Wednesday, November 17, 2004

New Plan Virtually Eliminates U.S./Mexico/Canada Borders

New Plan Virtually Eliminates U.S./Mexico/Canada Borders
Meet NAFTA On Steroids
© 2004

WASHINGTON - North American national borders would be virtually eliminated
under plans being considered by senior business and political leaders from
Canada, the United States and Mexico for a "NAFTA-plus," continent-wide,
customs-free zone with a common approach to trade, energy, immigration,
law enforcement and security.

A tri-national task force, chaired by former Liberal Party deputy prime
minister John Manley, with the full backing of all three governments, is
plotting the roadmap for this new, bolder alliance meant to compete with
the European Union. William Weld, former governor of Massachusetts and
Pedro Aspe, former Mexican finance minister, join Manley on the panel that
reports directly to the Council on Foreign Relations.

The mission has the formal blessing of Tom Ridge, U.S. Homeland Security
secretary, who is close with President Bush.

The committee is scheduled to issue its report next spring.

The elimination of borders along the lines of the EU experiment seems to
be high on the agenda of the panel.

"I think we've had 11 years of incrementalism, and during that time we've
seen the EU expand its borders, eliminate borders among (member) countries
and launch a common currency," explains Manley in the diplomatic magazine
Embassy. "We're going to have to provide a vision that is more bold than
incrementalism. What's the choice? Europe has made enormous steps in the
years since NAFTA was signed. China has been going through a
transformative process. In Canada, our only leverage is access to the U.S.
market. If we're not going to develop and pursue how we use our advantage
of location to be the foundation for future prosperity, then we are going
to have to figure out another vision."

The "NAFTA-plus" plan has also been referred to as "deep integration."
Skeptics see it as a plan to eliminate national sovereignty and erode the
American concept of representative government accountable to the people
under the framework of the Constitution.

Discussions so far indicate that Canada, under the new agreement, would
immediately sign on to the U.S. strategic missile defense initiative.
Canada would also make its vast lumber resources available to the U.S. and
Mexican markets and provide more open access to the northern neighbor's
oil, natural gas and hydro-electric power resources.

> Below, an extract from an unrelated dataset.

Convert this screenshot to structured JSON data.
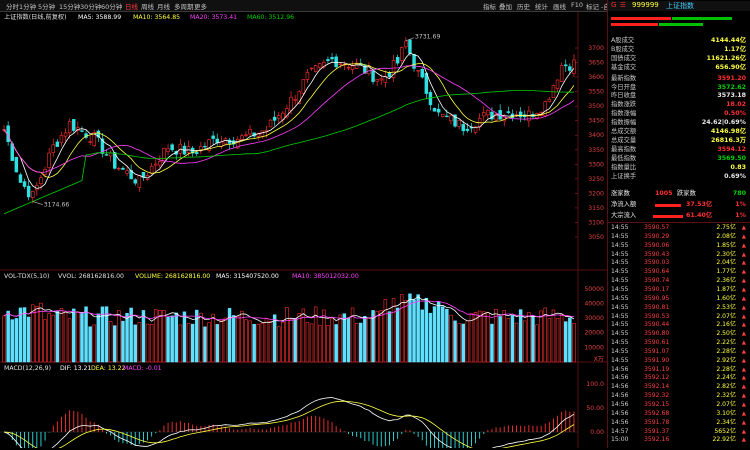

Other members of the task force include: Canadian Finance Minister Michael
Wilson and Nelson Cunningham of Henry Kissinger's consulting firm,
Kissinger McLarty Associates.